Every year, young Yukoners leave their homes to pursue their dreams of a career in professional hockey in southern communities.

Many have had no choice because elite teams for their age group have not existed in the North, but that changed this year in Whitehorse with the creation of an elite under-16 team.

Hockey Yukon says the new team is meant to serve what it calls "high end talent" in northern Canada and Alaska.

Coach Martin Lawrie says, for Yukon elite players in the 13 to 15 age range, they can stay in the territory for an extra year or two instead of going south to develop as hockey players.

Martin Lawrie

Coach Martin Lawrie says the new team is great for players who don't want to leave and their parents who don't want them to go. (Dave Croft/CBC)

"[They're] living at home, living with mom and dad, staying with their friends they grew up with for an extra year so I think that's a huge piece of it for sure," says Lawrie. 

"My oldest boy went away last year at 15 and that was too young so I'm glad I get to keep the younger one here for the extra year before he heads off chasing his dream," he says.

15-year-old Bryce Anderson, of Whitehorse, checked out a couple of teams and schools in the south before deciding to stay in Yukon for at least one more year.

Bryce Anderson

Fifteen year old Bryce Anderson chose to remain in Whitehorse this year instead of one of the southern communities he scouted earlier in the year. (Dave Croft/CBC)

He says the extra training time available in Yukon lets him polish his skills a bit more before leaving.

"After seeing the amount of ice time, the amount of time we have dryland and stuff like that, another year with the family, for sure, it's awesome," he says.

Hopes for a Whitehorse academy

Minor hockey organizers in Yukon hope the new team is just the beginning of a much bigger project.

They want Whitehorse to join the growing number of Canadian communities hosting hockey academies, says Russ Smoler, the president of Hockey Yukon.

Several players from across the North tried out this year, with two from Smithers, in northern B.C., making the cut.

"I think it's an opportunity for our own northern kids whether they're from Whitehorse, the Yukon communities, we've invited Inuvik, N.W.T., and Yellowknife over, again a northern opportunity...for Whitehorse as a destination for hockey as well," Smoler says.

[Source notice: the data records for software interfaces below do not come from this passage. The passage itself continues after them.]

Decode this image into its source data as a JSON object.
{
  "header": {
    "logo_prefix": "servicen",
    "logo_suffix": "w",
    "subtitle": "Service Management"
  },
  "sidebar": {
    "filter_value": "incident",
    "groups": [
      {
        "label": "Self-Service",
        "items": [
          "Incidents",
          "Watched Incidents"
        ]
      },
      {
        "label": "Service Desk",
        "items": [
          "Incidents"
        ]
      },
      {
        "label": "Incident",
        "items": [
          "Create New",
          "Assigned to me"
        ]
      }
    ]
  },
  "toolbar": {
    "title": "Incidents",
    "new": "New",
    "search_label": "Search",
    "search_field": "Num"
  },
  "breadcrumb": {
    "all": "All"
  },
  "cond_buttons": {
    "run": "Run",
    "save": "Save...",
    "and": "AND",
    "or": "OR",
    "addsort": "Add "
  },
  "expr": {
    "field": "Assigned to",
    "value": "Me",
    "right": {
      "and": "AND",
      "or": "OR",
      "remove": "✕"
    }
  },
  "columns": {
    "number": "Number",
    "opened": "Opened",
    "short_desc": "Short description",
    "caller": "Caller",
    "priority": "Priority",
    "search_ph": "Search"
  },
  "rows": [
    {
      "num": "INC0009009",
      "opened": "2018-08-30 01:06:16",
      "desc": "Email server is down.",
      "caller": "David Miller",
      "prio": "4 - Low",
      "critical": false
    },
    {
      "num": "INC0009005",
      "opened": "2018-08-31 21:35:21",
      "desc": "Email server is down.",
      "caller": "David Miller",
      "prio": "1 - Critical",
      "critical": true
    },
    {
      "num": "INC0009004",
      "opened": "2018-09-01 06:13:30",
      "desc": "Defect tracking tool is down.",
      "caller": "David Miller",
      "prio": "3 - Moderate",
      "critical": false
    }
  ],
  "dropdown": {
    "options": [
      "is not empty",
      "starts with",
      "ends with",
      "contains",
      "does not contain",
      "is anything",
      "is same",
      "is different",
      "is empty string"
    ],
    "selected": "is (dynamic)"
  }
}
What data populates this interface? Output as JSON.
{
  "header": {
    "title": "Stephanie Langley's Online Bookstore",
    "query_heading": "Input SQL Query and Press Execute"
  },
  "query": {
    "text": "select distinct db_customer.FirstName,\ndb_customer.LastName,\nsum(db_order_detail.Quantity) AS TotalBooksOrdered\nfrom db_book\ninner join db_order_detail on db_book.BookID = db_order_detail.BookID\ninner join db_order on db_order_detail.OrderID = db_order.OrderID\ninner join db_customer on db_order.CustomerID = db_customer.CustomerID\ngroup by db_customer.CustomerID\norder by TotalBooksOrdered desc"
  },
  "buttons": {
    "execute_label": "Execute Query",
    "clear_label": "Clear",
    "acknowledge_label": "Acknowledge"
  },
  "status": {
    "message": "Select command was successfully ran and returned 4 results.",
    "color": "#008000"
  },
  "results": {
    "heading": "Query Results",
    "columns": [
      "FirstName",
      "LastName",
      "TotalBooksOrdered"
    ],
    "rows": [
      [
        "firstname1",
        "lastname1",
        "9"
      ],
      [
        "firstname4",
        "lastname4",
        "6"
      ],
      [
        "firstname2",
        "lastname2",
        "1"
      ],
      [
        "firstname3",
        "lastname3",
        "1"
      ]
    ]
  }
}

He says the benefit of attracting more kids from across the North is there will be more high-calibre players in Whitehorse and better competition.